USCIS Completes Data Entry on H-1B Work Visa Petitions Selected in the April 2018 Lottery – Petition Adjudication Process Begins Now
On May 15, 2018, USCIS announced that it had completed data entry on all H-1B petitions selected in the lottery. 190,098 petitions were submitted for the 85,000 available new H-1 cap-subject work visas. No more new cap-subject H-1B work visa petition approvals will be available until 2019. The H-1 is the most commonly used temporary work visa for newly-hired professional workers. H-1 workers are generally required to have at least a four-year degree in a specific field and a job offer that requires such a degree. For more from USCIS, click here and here. For FAQ’s about H-1 work visas, click here.

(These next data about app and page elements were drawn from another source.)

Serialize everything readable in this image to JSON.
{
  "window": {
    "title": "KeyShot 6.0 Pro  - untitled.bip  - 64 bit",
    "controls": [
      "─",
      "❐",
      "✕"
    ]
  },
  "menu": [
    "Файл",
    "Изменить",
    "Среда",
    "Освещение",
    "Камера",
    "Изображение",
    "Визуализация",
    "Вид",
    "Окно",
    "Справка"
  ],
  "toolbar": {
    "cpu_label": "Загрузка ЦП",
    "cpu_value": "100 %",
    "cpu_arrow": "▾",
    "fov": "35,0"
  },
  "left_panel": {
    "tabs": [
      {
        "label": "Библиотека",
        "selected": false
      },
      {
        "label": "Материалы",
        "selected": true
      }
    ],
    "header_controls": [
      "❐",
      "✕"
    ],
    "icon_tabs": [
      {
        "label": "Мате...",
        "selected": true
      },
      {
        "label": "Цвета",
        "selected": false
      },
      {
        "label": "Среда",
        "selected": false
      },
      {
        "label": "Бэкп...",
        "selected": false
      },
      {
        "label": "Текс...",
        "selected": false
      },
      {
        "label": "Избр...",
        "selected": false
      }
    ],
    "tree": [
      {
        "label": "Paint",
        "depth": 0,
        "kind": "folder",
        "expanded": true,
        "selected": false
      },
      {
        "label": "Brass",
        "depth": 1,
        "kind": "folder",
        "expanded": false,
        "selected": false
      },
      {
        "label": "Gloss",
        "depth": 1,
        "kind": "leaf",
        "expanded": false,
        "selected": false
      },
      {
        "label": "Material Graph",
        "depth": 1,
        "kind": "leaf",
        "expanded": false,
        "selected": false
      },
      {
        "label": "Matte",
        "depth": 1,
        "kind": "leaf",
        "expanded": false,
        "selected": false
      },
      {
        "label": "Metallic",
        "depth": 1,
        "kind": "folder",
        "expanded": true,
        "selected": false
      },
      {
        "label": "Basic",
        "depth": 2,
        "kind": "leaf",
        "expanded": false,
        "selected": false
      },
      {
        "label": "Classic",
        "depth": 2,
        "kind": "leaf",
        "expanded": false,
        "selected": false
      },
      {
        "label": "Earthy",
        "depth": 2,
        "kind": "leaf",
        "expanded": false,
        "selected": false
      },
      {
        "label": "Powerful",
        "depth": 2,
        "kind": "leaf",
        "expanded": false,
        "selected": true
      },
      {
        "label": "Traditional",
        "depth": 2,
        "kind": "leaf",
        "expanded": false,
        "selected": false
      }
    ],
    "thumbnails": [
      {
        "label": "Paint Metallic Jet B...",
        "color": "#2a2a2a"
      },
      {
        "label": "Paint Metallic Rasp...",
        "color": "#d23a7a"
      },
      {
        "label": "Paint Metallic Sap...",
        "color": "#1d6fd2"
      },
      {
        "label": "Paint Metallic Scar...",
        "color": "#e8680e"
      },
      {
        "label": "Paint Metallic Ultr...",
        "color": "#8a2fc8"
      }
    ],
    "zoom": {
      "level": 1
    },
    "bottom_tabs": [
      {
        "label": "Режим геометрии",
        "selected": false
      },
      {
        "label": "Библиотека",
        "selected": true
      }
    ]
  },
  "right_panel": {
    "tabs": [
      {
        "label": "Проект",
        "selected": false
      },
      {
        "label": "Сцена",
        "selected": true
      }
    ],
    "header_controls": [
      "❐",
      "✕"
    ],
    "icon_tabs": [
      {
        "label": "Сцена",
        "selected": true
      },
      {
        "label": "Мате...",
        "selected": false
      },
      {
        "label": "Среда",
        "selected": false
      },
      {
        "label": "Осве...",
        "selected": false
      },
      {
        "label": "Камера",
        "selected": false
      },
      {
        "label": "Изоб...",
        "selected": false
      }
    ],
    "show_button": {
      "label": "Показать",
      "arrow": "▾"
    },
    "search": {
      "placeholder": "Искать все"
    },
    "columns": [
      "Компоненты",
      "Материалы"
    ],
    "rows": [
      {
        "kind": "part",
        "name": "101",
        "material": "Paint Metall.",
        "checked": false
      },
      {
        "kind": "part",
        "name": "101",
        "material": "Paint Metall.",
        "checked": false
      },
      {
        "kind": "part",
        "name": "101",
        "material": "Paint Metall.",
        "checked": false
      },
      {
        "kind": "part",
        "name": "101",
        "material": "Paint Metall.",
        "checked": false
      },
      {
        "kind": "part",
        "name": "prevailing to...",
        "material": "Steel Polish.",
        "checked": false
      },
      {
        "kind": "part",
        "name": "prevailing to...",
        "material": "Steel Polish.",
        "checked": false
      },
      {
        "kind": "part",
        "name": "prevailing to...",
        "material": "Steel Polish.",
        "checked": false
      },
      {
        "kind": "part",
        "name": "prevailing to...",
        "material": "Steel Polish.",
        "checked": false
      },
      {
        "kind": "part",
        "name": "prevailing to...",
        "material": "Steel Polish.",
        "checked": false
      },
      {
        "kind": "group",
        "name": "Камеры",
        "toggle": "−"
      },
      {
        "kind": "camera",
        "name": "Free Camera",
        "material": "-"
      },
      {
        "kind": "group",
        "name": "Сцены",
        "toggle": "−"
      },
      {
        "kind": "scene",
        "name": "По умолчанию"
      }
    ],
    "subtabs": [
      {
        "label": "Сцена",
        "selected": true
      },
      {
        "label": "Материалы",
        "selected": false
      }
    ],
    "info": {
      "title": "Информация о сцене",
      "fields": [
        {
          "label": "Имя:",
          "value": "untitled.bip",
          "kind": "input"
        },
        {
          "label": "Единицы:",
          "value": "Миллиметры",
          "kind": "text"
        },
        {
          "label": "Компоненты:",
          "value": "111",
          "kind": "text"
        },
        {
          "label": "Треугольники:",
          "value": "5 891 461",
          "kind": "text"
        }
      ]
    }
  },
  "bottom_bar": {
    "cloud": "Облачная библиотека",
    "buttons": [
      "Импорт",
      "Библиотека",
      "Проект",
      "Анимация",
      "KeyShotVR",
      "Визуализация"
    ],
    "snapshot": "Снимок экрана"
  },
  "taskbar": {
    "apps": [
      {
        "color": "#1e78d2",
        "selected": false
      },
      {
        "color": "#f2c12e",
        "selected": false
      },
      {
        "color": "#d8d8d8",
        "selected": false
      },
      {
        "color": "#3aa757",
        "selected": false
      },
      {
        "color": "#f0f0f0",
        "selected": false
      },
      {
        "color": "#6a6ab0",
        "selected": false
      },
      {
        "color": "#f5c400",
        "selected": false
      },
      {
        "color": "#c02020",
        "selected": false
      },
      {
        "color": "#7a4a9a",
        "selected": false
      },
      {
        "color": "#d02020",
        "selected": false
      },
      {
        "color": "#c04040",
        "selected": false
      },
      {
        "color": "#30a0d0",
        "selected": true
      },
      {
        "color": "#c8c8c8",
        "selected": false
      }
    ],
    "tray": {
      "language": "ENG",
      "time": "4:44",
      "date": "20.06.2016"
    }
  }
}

H-1B Work Visa Cap is Reached in 5 Days – No More New Quota-Subject H-1B Work Visas Available Until 2019
USCIS received 190,098 new petitions from employers for H-1B work visas to become effective October 1, 2018. By Congressional mandate, only 85,000 new cap-subject H-1B petitions are permitted each fiscal year. “Winners” of the H-1B work visa lottery were selected randomly by computer for further processing and adjudication. The H-1 is the most commonly used temporary work visa for newly-hired professional workers. H-1 workers are generally required to have at least a four-year university degree in a specific field and a job offer that requires such a degree. For more details from USCIS, click here and here. For FAQ’s about H-1 work visas, click here.
Trump Establishes New National Vetting Center to Further Increase Screening of Individuals Seeking to Enter the U.S.
On February 5, President Trump signed a Presidential Memorandum creating a new National Vetting Center to more aggressively and thoroughly screen all non-citizen individuals seeking visas or immigration benefits. The National Vetting Center will coordinate information about non-citizens who may present a threat to national security, border security or public safety. The new center will have access to extensive information from law enforcement agencies, the Department of Homeland Security (DHS), the State Department and the U.S. intelligence community. Further operation plans for the new Vetting Center are expected after August 15, 2018. For details from DHS, click here, the White House here; from CNN, and the Washington Post click here and here.
USCIS Expands Credit Card Payment Option for Filing Fees
On February 14, United States Citizenship and Immigration Services (USCIS) announced that it will now accept credit card payments for filing fees for most forms. For more details from USCIS, click here.
Free Online Feature that Allows Visa Waiver Travelers to Track Departure Date
Visa Waiver travelers (90 day visitors for business or pleasure) can use a free online service from U.S. Customs and Border Protection (CBP) to track how many days longer they may stay in the U.S. on each visit. For details from CBP, click here. For FAQ’s on the Visa Waiver Program, click here.